Looking at Lincoln
by Maira Kalman; illus. by the author
Primary Paulsen/Penguin 40 pp.
1/12 978-0-399-24039-3 $17.99 g
A young girl walking through a park passes a Lincoln look-alike and begins to wonder about our sixteenth president. “Who was he?” she asks herself. Being a clever girl, she goes to the library (a van Gogh–inspired room) to find out. She discovers facts but gets “lost in the photos of his unusual face. I stared at one. I could look at him forever.” Never pedantic, but through a natural structure that follows the young narrator’s own thought processes, the narrative lists some basic facts she discovers about Lincoln’s life and then moves to her childlike musings, printed in a more casual font, that personalize this account. “I wonder if Mary and Abraham had nicknames for each other. Did she call him Linky? Did he call her Little Plumpy? Maybe.” Other bits of Lincoln lore (objects such as Mary’s vanilla cake and Lincoln’s top hat) inspire further questions. The story gradually becomes more sophisticated, introducing war and slavery, for example, and these musings, still interspersed with questions, conclude with Lincoln’s death. A gloomy funeral scene with the riderless horse is depicted in grays and blacks, a sobering, even startling, note among the profusion of bright gouache illustrations that are as colorful as springtime in Arles. Additional back matter extends the text, but it is the narrator’s concluding words as she faces the Lincoln Memorial that best encourages historical examination: “Look into his beautiful eyes. Just look.” BETTY CARTER

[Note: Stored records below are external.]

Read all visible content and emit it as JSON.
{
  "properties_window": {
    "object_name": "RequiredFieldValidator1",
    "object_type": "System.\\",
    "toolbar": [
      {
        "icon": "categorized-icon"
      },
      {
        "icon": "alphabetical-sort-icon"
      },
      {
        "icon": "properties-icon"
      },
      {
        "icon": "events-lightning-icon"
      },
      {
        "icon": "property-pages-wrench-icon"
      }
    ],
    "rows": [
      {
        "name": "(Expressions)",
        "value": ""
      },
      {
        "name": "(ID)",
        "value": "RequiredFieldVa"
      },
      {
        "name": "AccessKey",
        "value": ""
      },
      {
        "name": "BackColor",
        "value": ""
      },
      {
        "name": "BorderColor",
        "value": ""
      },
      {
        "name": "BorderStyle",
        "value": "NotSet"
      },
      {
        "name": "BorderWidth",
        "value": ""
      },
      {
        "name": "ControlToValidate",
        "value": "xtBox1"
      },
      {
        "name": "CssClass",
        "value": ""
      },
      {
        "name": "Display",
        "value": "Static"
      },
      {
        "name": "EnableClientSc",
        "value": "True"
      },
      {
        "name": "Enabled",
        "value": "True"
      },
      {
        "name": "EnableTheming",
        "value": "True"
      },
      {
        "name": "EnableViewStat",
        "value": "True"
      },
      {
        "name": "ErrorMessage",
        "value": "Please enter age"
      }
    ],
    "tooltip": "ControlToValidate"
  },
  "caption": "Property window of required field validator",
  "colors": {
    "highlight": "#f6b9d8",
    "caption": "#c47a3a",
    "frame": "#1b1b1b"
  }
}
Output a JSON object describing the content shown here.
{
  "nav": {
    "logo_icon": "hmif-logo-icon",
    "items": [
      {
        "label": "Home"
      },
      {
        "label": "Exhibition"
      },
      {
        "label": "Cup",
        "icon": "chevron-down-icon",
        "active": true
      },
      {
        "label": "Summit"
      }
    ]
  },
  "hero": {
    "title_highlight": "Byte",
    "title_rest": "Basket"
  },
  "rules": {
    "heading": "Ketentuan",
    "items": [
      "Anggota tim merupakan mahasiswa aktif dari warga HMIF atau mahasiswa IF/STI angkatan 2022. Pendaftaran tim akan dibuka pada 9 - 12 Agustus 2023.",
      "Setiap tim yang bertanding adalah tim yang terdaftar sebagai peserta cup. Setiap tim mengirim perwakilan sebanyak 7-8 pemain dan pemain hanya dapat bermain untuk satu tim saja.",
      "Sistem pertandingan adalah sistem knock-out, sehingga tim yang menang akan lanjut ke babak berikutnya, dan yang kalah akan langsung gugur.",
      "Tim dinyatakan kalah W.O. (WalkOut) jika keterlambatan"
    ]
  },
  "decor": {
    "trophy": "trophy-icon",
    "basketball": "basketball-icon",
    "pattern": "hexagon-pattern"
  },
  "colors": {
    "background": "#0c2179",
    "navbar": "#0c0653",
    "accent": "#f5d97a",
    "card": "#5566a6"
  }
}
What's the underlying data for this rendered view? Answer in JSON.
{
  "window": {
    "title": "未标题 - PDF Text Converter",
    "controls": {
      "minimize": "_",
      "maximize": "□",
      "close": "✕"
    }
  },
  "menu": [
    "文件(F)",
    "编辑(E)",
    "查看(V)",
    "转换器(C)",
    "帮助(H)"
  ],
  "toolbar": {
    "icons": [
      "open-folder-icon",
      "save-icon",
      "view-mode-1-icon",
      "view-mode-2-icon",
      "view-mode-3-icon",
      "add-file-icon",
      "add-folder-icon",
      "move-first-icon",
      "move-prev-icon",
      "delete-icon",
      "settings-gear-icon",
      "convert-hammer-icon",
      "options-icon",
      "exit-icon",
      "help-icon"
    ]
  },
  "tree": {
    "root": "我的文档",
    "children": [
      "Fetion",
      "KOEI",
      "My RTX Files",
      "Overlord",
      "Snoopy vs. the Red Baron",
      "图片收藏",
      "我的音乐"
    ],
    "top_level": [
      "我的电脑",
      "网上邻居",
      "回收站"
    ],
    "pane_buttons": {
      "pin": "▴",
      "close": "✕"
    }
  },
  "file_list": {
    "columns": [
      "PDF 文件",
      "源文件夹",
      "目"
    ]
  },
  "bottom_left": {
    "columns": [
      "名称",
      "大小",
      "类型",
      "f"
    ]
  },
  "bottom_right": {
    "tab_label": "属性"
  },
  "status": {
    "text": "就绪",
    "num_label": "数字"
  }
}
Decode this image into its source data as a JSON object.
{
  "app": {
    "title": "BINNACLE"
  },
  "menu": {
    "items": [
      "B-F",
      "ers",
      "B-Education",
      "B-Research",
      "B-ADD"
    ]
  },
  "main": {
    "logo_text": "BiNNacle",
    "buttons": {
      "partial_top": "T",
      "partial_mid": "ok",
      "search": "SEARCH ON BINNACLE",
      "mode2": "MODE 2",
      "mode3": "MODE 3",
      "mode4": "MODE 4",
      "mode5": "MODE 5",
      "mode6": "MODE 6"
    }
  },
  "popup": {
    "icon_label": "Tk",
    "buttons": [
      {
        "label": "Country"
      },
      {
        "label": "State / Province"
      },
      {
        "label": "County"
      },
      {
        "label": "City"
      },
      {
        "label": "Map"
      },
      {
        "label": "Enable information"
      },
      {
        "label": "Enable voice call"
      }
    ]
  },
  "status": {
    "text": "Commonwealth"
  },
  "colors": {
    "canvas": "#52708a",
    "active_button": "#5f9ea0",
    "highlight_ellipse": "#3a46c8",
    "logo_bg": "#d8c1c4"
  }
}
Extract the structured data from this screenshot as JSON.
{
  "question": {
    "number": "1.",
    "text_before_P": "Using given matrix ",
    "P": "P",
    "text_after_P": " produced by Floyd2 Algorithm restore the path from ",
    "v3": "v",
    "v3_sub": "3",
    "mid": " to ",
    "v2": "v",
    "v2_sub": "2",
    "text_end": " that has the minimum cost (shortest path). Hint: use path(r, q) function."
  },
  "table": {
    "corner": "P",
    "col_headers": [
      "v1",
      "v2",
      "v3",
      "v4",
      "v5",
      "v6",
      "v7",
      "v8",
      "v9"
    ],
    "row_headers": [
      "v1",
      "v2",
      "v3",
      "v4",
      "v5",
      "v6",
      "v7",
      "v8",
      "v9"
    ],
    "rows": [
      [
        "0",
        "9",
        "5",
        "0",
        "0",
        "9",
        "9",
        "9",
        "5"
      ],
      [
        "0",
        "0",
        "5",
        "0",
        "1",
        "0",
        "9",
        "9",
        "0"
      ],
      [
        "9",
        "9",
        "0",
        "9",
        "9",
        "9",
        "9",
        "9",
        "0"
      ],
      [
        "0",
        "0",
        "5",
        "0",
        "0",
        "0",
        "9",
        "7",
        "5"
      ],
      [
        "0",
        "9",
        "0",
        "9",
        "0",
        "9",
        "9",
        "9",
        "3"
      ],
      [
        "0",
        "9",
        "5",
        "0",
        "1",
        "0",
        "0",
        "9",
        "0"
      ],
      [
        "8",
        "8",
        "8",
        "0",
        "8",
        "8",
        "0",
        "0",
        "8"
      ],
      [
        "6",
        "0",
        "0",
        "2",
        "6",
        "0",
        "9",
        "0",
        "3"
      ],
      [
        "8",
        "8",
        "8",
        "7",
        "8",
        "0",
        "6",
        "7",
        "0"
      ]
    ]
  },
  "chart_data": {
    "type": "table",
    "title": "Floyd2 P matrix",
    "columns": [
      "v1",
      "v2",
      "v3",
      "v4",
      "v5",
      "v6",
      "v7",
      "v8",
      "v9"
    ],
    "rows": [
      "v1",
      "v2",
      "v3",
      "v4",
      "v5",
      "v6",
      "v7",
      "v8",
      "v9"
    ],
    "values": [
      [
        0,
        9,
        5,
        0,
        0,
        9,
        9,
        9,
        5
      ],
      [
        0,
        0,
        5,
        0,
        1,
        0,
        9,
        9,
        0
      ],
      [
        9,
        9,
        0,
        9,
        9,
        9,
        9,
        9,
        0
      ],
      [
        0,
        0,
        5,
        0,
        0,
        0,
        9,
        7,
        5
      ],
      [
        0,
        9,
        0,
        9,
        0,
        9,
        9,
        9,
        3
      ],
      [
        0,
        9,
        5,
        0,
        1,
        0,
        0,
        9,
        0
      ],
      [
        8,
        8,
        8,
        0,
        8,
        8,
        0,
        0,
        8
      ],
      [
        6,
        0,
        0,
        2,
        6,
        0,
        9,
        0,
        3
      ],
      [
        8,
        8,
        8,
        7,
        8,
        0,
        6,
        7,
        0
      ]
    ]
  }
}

Reprinted from The Horn Book Magazine [or Guide, as applicable] by permission of The Horn Book, Inc., www.hbook.com
School Library Journal:
★ KALMAN, Maira. Looking at Lincoln. illus. by author. unpaged. bibliog. notes. Penguin/Nancy Paulsen Bks. Jan. 2012. RTE $17.99. ISBN 978-0-399-24039-3. LC number unavailable.
Gr 2-5–With a breezy conversational style, thick lines, and vivid bulky colors, Kalman provides a unique introduction to our 16th president. She begins by drawing attention to Lincoln’s tall stovepipe hat, the appearance of his face on the $5 bill, and the many (more than 16,000) books written about him. As the narrative continues, the author integrates information about Lincoln’s impoverished childhood, study of law, election as president, Gettysburg address, Emancipation Proclamation, and murder in 1865, while also addressing fascinating lesser-known facts–his run-in with a donkey, favorite kind of cake, and the name of his dog. With each spread, readers will discover unusual and varying visuals: splashy pinks during cherry-blossom season in Washington DC, solemn portraits of Sojourner Truth and Frederick Douglass, a bullet-ridden uniform of a Civil War soldier, the boy Abe reading by the fire, and a riderless horse with boots on backward signaling Lincoln’s death. In an effective and memorable ending, Kalman closes with a Lincoln quote: “…With malice toward none, with charity for all,” setting the words against a view of the Lincoln Memorial. A list of sources and appended notes add breadth to the presentation. This is a great read-aloud for younger children with lots of possibilities for discussion and a jumping-off point for older readers to motivate their research. Regardless of the number of Lincoln books already on the shelves, librarians will want to add this captivating book to their collections.–Barbara Elleman, Eric Carle Museum of Picture Book Art, Amherst, MA